The answer must be every record below, repeated exactly.
*** Block opens ***
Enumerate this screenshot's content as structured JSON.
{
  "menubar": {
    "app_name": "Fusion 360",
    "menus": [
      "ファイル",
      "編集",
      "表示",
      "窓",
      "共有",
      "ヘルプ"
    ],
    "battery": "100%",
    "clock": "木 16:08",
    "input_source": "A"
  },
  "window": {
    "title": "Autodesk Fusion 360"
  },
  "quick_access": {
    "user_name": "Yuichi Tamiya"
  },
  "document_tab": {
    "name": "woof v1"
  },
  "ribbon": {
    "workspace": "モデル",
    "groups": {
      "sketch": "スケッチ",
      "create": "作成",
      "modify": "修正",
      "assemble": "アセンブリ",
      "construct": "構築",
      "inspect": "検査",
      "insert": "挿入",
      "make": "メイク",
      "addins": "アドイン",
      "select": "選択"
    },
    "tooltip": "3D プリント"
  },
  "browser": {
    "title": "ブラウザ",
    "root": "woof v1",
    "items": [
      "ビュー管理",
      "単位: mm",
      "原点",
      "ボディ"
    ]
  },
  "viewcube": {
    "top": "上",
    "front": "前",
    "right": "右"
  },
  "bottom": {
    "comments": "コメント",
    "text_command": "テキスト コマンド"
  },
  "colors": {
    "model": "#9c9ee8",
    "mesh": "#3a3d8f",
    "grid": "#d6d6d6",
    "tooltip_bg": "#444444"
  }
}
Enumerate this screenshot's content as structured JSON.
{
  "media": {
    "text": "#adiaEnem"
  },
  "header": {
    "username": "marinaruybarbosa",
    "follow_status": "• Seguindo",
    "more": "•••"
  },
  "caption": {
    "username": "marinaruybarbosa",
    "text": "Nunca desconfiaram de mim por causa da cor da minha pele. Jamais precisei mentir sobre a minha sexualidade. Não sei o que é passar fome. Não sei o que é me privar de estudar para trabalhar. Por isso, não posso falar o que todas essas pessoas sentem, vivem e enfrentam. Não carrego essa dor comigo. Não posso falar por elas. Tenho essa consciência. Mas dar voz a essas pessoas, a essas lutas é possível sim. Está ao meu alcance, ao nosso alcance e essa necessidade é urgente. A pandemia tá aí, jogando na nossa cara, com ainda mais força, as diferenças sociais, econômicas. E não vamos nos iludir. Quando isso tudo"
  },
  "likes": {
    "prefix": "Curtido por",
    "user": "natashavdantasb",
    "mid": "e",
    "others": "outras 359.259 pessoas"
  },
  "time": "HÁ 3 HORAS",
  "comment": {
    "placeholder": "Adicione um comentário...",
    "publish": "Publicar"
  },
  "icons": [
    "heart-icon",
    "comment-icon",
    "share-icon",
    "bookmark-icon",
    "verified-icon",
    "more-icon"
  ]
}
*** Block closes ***
● **Result of the task**:
Enumerate this screenshot's content as structured JSON.
{
  "menubar": {
    "app_name": "Fusion 360",
    "menus": [
      "ファイル",
      "編集",
      "表示",
      "窓",
      "共有",
      "ヘルプ"
    ],
    "battery": "100%",
    "clock": "木 16:08",
    "input_source": "A"
  },
  "window": {
    "title": "Autodesk Fusion 360"
  },
  "quick_access": {
    "user_name": "Yuichi Tamiya"
  },
  "document_tab": {
    "name": "woof v1"
  },
  "ribbon": {
    "workspace": "モデル",
    "groups": {
      "sketch": "スケッチ",
      "create": "作成",
      "modify": "修正",
      "assemble": "アセンブリ",
      "construct": "構築",
      "inspect": "検査",
      "insert": "挿入",
      "make": "メイク",
      "addins": "アドイン",
      "select": "選択"
    },
    "tooltip": "3D プリント"
  },
  "browser": {
    "title": "ブラウザ",
    "root": "woof v1",
    "items": [
      "ビュー管理",
      "単位: mm",
      "原点",
      "ボディ"
    ]
  },
  "viewcube": {
    "top": "上",
    "front": "前",
    "right": "右"
  },
  "bottom": {
    "comments": "コメント",
    "text_command": "テキスト コマンド"
  },
  "colors": {
    "model": "#9c9ee8",
    "mesh": "#3a3d8f",
    "grid": "#d6d6d6",
    "tooltip_bg": "#444444"
  }
}
Enumerate this screenshot's content as structured JSON.
{
  "media": {
    "text": "#adiaEnem"
  },
  "header": {
    "username": "marinaruybarbosa",
    "follow_status": "• Seguindo",
    "more": "•••"
  },
  "caption": {
    "username": "marinaruybarbosa",
    "text": "Nunca desconfiaram de mim por causa da cor da minha pele. Jamais precisei mentir sobre a minha sexualidade. Não sei o que é passar fome. Não sei o que é me privar de estudar para trabalhar. Por isso, não posso falar o que todas essas pessoas sentem, vivem e enfrentam. Não carrego essa dor comigo. Não posso falar por elas. Tenho essa consciência. Mas dar voz a essas pessoas, a essas lutas é possível sim. Está ao meu alcance, ao nosso alcance e essa necessidade é urgente. A pandemia tá aí, jogando na nossa cara, com ainda mais força, as diferenças sociais, econômicas. E não vamos nos iludir. Quando isso tudo"
  },
  "likes": {
    "prefix": "Curtido por",
    "user": "natashavdantasb",
    "mid": "e",
    "others": "outras 359.259 pessoas"
  },
  "time": "HÁ 3 HORAS",
  "comment": {
    "placeholder": "Adicione um comentário...",
    "publish": "Publicar"
  },
  "icons": [
    "heart-icon",
    "comment-icon",
    "share-icon",
    "bookmark-icon",
    "verified-icon",
    "more-icon"
  ]
}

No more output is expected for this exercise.